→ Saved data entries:
——————
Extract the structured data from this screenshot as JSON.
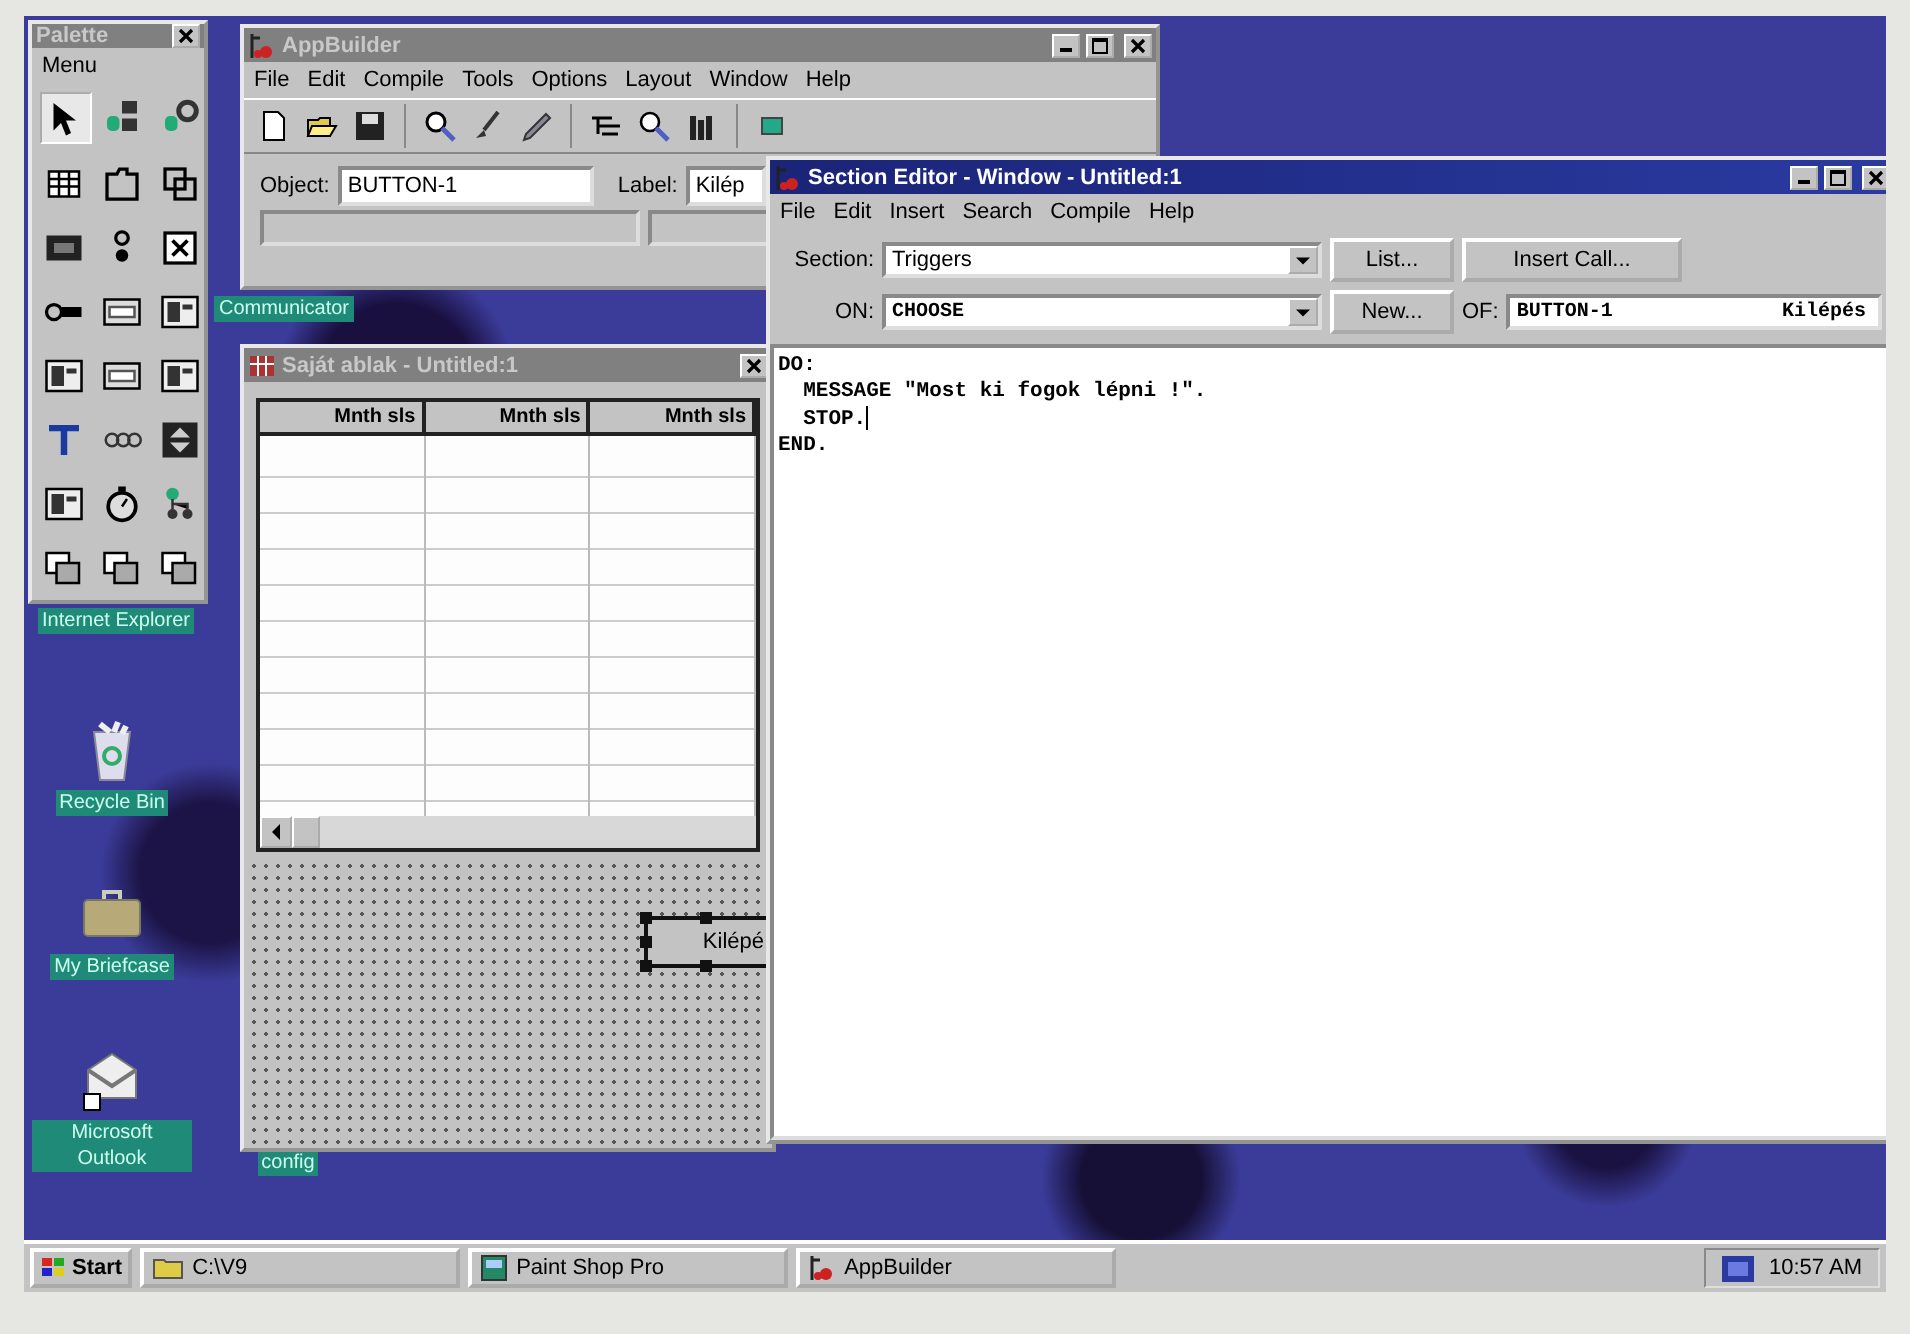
{
  "palette": {
    "title": "Palette",
    "active": false,
    "menu": "Menu"
  },
  "appbuilder": {
    "title": "AppBuilder",
    "active": false,
    "menu": [
      "File",
      "Edit",
      "Compile",
      "Tools",
      "Options",
      "Layout",
      "Window",
      "Help"
    ],
    "object_label": "Object:",
    "object_value": "BUTTON-1",
    "label_label": "Label:",
    "label_value": "Kilép"
  },
  "desktop_icons": [
    {
      "label": "Communicator",
      "kind": "hidden"
    },
    {
      "label": "Internet Explorer",
      "kind": "hidden"
    },
    {
      "label": "Recycle Bin",
      "kind": "recycle-bin"
    },
    {
      "label": "My Briefcase",
      "kind": "briefcase"
    },
    {
      "label": "Microsoft Outlook",
      "kind": "outlook"
    },
    {
      "label": "config",
      "kind": "hidden"
    }
  ],
  "form_window": {
    "title": "Saját ablak - Untitled:1",
    "active": false,
    "columns": [
      "Mnth sls",
      "Mnth sls",
      "Mnth sls"
    ],
    "button_label": "Kilépé"
  },
  "editor": {
    "title": "Section Editor - Window - Untitled:1",
    "active": true,
    "menu": [
      "File",
      "Edit",
      "Insert",
      "Search",
      "Compile",
      "Help"
    ],
    "section_label": "Section:",
    "section_value": "Triggers",
    "on_label": "ON:",
    "on_value": "CHOOSE",
    "of_label": "OF:",
    "of_value": "BUTTON-1",
    "of_extra": "Kilépés",
    "list_button": "List...",
    "insert_button": "Insert Call...",
    "new_button": "New...",
    "code": [
      "DO:",
      "  MESSAGE \"Most ki fogok lépni !\".",
      "  STOP.",
      "END."
    ]
  },
  "taskbar": {
    "start": "Start",
    "tasks": [
      "C:\\V9",
      "Paint Shop Pro",
      "AppBuilder"
    ],
    "clock": "10:57 AM"
  }
}
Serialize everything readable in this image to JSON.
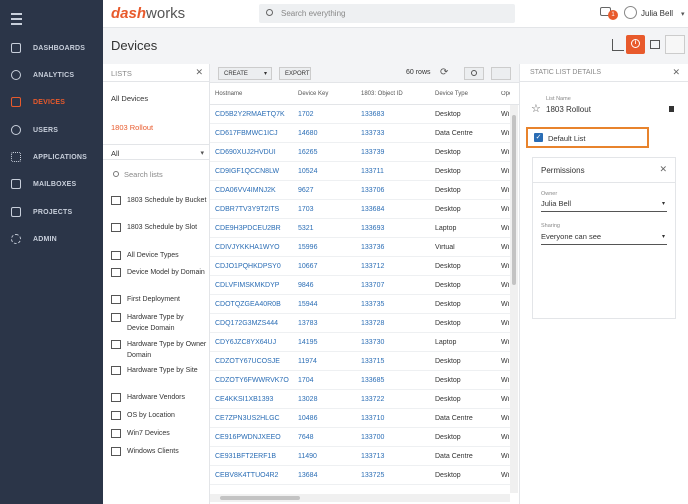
{
  "topbar": {
    "logo_part1": "dash",
    "logo_part2": "works",
    "search_placeholder": "Search everything",
    "notification_count": "1",
    "user_name": "Julia Bell"
  },
  "nav": [
    {
      "label": "DASHBOARDS",
      "icon": "dashboard-icon"
    },
    {
      "label": "ANALYTICS",
      "icon": "analytics-icon"
    },
    {
      "label": "DEVICES",
      "icon": "laptop-icon",
      "active": true
    },
    {
      "label": "USERS",
      "icon": "user-icon"
    },
    {
      "label": "APPLICATIONS",
      "icon": "grid-icon"
    },
    {
      "label": "MAILBOXES",
      "icon": "mail-icon"
    },
    {
      "label": "PROJECTS",
      "icon": "project-icon"
    },
    {
      "label": "ADMIN",
      "icon": "gear-icon"
    }
  ],
  "page": {
    "title": "Devices"
  },
  "lists_panel": {
    "header": "LISTS",
    "all_devices": "All Devices",
    "active_list": "1803 Rollout",
    "filter_value": "All",
    "search_placeholder": "Search lists",
    "entries": [
      "1803 Schedule by Bucket",
      "1803 Schedule by Slot",
      "All Device Types",
      "Device Model by Domain",
      "First Deployment",
      "Hardware Type by Device Domain",
      "Hardware Type by Owner Domain",
      "Hardware Type by Site",
      "Hardware Vendors",
      "OS by Location",
      "Win7 Devices",
      "Windows Clients"
    ]
  },
  "grid": {
    "create_label": "CREATE",
    "export_label": "EXPORT",
    "row_count": "60 rows",
    "columns": [
      "Hostname",
      "Device Key",
      "1803: Object ID",
      "Device Type",
      "Operat"
    ],
    "rows": [
      [
        "CD5B2Y2RMAETQ7K",
        "1702",
        "133683",
        "Desktop",
        "Wi"
      ],
      [
        "CD617FBMWC1ICJ",
        "14680",
        "133733",
        "Data Centre",
        "Wi"
      ],
      [
        "CD690XUJ2HVDUI",
        "16265",
        "133739",
        "Desktop",
        "Wi"
      ],
      [
        "CD9IGF1QCCN8LW",
        "10524",
        "133711",
        "Desktop",
        "Wi"
      ],
      [
        "CDA06VV4IMNJ2K",
        "9627",
        "133706",
        "Desktop",
        "Wi"
      ],
      [
        "CDBR7TV3Y9T2ITS",
        "1703",
        "133684",
        "Desktop",
        "Wi"
      ],
      [
        "CDE9H3PDCEU2BR",
        "5321",
        "133693",
        "Laptop",
        "Wi"
      ],
      [
        "CDIVJYKKHA1WYO",
        "15996",
        "133736",
        "Virtual",
        "Wi"
      ],
      [
        "CDJO1PQHKDPSY0",
        "10667",
        "133712",
        "Desktop",
        "Wi"
      ],
      [
        "CDLVFIMSKMKDYP",
        "9846",
        "133707",
        "Desktop",
        "Wi"
      ],
      [
        "CDOTQZGEA40R0B",
        "15944",
        "133735",
        "Desktop",
        "Wi"
      ],
      [
        "CDQ172G3MZS444",
        "13783",
        "133728",
        "Desktop",
        "Wi"
      ],
      [
        "CDY6JZC8YX64UJ",
        "14195",
        "133730",
        "Laptop",
        "Wi"
      ],
      [
        "CDZOTY67UCOSJE",
        "11974",
        "133715",
        "Desktop",
        "Wi"
      ],
      [
        "CDZOTY6FWWRVK7O",
        "1704",
        "133685",
        "Desktop",
        "Wi"
      ],
      [
        "CE4KKSI1XB1393",
        "13028",
        "133722",
        "Desktop",
        "Wi"
      ],
      [
        "CE7ZPN3US2HLGC",
        "10486",
        "133710",
        "Data Centre",
        "Wi"
      ],
      [
        "CE916PWDNJXEEO",
        "7648",
        "133700",
        "Desktop",
        "Wi"
      ],
      [
        "CE931BFT2ERF1B",
        "11490",
        "133713",
        "Data Centre",
        "Wi"
      ],
      [
        "CEBV8K4TTUO4R2",
        "13684",
        "133725",
        "Desktop",
        "Wi"
      ]
    ]
  },
  "details": {
    "header": "STATIC LIST DETAILS",
    "list_name_label": "List Name",
    "list_name": "1803 Rollout",
    "default_list_label": "Default List",
    "permissions_title": "Permissions",
    "owner_label": "Owner",
    "owner_value": "Julia Bell",
    "sharing_label": "Sharing",
    "sharing_value": "Everyone can see"
  }
}
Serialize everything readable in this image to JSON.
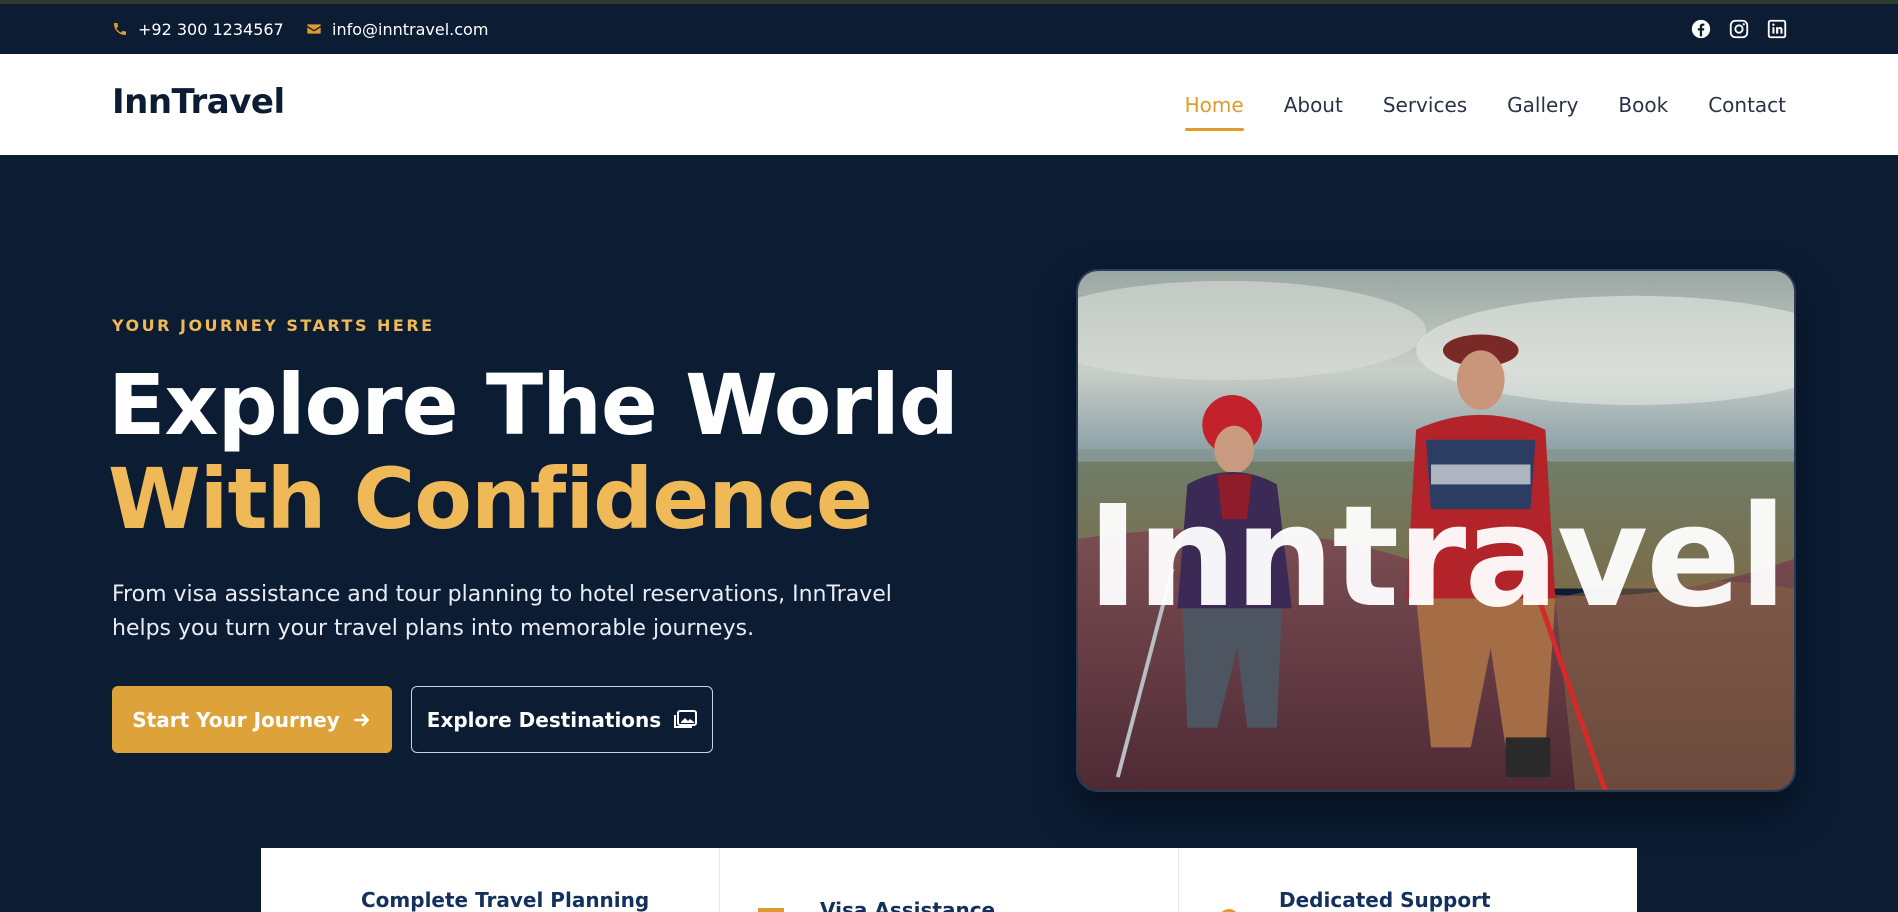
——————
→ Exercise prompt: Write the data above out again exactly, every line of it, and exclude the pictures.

→ Problem solution:
Extract the structured data from this screenshot as JSON.
{
  "palette": {
    "title": "Palette",
    "active": false,
    "menu": "Menu"
  },
  "appbuilder": {
    "title": "AppBuilder",
    "active": false,
    "menu": [
      "File",
      "Edit",
      "Compile",
      "Tools",
      "Options",
      "Layout",
      "Window",
      "Help"
    ],
    "object_label": "Object:",
    "object_value": "BUTTON-1",
    "label_label": "Label:",
    "label_value": "Kilép"
  },
  "desktop_icons": [
    {
      "label": "Communicator",
      "kind": "hidden"
    },
    {
      "label": "Internet Explorer",
      "kind": "hidden"
    },
    {
      "label": "Recycle Bin",
      "kind": "recycle-bin"
    },
    {
      "label": "My Briefcase",
      "kind": "briefcase"
    },
    {
      "label": "Microsoft Outlook",
      "kind": "outlook"
    },
    {
      "label": "config",
      "kind": "hidden"
    }
  ],
  "form_window": {
    "title": "Saját ablak - Untitled:1",
    "active": false,
    "columns": [
      "Mnth sls",
      "Mnth sls",
      "Mnth sls"
    ],
    "button_label": "Kilépé"
  },
  "editor": {
    "title": "Section Editor - Window - Untitled:1",
    "active": true,
    "menu": [
      "File",
      "Edit",
      "Insert",
      "Search",
      "Compile",
      "Help"
    ],
    "section_label": "Section:",
    "section_value": "Triggers",
    "on_label": "ON:",
    "on_value": "CHOOSE",
    "of_label": "OF:",
    "of_value": "BUTTON-1",
    "of_extra": "Kilépés",
    "list_button": "List...",
    "insert_button": "Insert Call...",
    "new_button": "New...",
    "code": [
      "DO:",
      "  MESSAGE \"Most ki fogok lépni !\".",
      "  STOP.",
      "END."
    ]
  },
  "taskbar": {
    "start": "Start",
    "tasks": [
      "C:\\V9",
      "Paint Shop Pro",
      "AppBuilder"
    ],
    "clock": "10:57 AM"
  }
}
Serialize everything readable in this image to JSON.
{
  "topbar": {
    "logo_part1": "dash",
    "logo_part2": "works",
    "search_placeholder": "Search everything",
    "notification_count": "1",
    "user_name": "Julia Bell"
  },
  "nav": [
    {
      "label": "DASHBOARDS",
      "icon": "dashboard-icon"
    },
    {
      "label": "ANALYTICS",
      "icon": "analytics-icon"
    },
    {
      "label": "DEVICES",
      "icon": "laptop-icon",
      "active": true
    },
    {
      "label": "USERS",
      "icon": "user-icon"
    },
    {
      "label": "APPLICATIONS",
      "icon": "grid-icon"
    },
    {
      "label": "MAILBOXES",
      "icon": "mail-icon"
    },
    {
      "label": "PROJECTS",
      "icon": "project-icon"
    },
    {
      "label": "ADMIN",
      "icon": "gear-icon"
    }
  ],
  "page": {
    "title": "Devices"
  },
  "lists_panel": {
    "header": "LISTS",
    "all_devices": "All Devices",
    "active_list": "1803 Rollout",
    "filter_value": "All",
    "search_placeholder": "Search lists",
    "entries": [
      "1803 Schedule by Bucket",
      "1803 Schedule by Slot",
      "All Device Types",
      "Device Model by Domain",
      "First Deployment",
      "Hardware Type by Device Domain",
      "Hardware Type by Owner Domain",
      "Hardware Type by Site",
      "Hardware Vendors",
      "OS by Location",
      "Win7 Devices",
      "Windows Clients"
    ]
  },
  "grid": {
    "create_label": "CREATE",
    "export_label": "EXPORT",
    "row_count": "60 rows",
    "columns": [
      "Hostname",
      "Device Key",
      "1803: Object ID",
      "Device Type",
      "Operat"
    ],
    "rows": [
      [
        "CD5B2Y2RMAETQ7K",
        "1702",
        "133683",
        "Desktop",
        "Wi"
      ],
      [
        "CD617FBMWC1ICJ",
        "14680",
        "133733",
        "Data Centre",
        "Wi"
      ],
      [
        "CD690XUJ2HVDUI",
        "16265",
        "133739",
        "Desktop",
        "Wi"
      ],
      [
        "CD9IGF1QCCN8LW",
        "10524",
        "133711",
        "Desktop",
        "Wi"
      ],
      [
        "CDA06VV4IMNJ2K",
        "9627",
        "133706",
        "Desktop",
        "Wi"
      ],
      [
        "CDBR7TV3Y9T2ITS",
        "1703",
        "133684",
        "Desktop",
        "Wi"
      ],
      [
        "CDE9H3PDCEU2BR",
        "5321",
        "133693",
        "Laptop",
        "Wi"
      ],
      [
        "CDIVJYKKHA1WYO",
        "15996",
        "133736",
        "Virtual",
        "Wi"
      ],
      [
        "CDJO1PQHKDPSY0",
        "10667",
        "133712",
        "Desktop",
        "Wi"
      ],
      [
        "CDLVFIMSKMKDYP",
        "9846",
        "133707",
        "Desktop",
        "Wi"
      ],
      [
        "CDOTQZGEA40R0B",
        "15944",
        "133735",
        "Desktop",
        "Wi"
      ],
      [
        "CDQ172G3MZS444",
        "13783",
        "133728",
        "Desktop",
        "Wi"
      ],
      [
        "CDY6JZC8YX64UJ",
        "14195",
        "133730",
        "Laptop",
        "Wi"
      ],
      [
        "CDZOTY67UCOSJE",
        "11974",
        "133715",
        "Desktop",
        "Wi"
      ],
      [
        "CDZOTY6FWWRVK7O",
        "1704",
        "133685",
        "Desktop",
        "Wi"
      ],
      [
        "CE4KKSI1XB1393",
        "13028",
        "133722",
        "Desktop",
        "Wi"
      ],
      [
        "CE7ZPN3US2HLGC",
        "10486",
        "133710",
        "Data Centre",
        "Wi"
      ],
      [
        "CE916PWDNJXEEO",
        "7648",
        "133700",
        "Desktop",
        "Wi"
      ],
      [
        "CE931BFT2ERF1B",
        "11490",
        "133713",
        "Data Centre",
        "Wi"
      ],
      [
        "CEBV8K4TTUO4R2",
        "13684",
        "133725",
        "Desktop",
        "Wi"
      ]
    ]
  },
  "details": {
    "header": "STATIC LIST DETAILS",
    "list_name_label": "List Name",
    "list_name": "1803 Rollout",
    "default_list_label": "Default List",
    "permissions_title": "Permissions",
    "owner_label": "Owner",
    "owner_value": "Julia Bell",
    "sharing_label": "Sharing",
    "sharing_value": "Everyone can see"
  }
}
Serialize everything readable in this image to JSON.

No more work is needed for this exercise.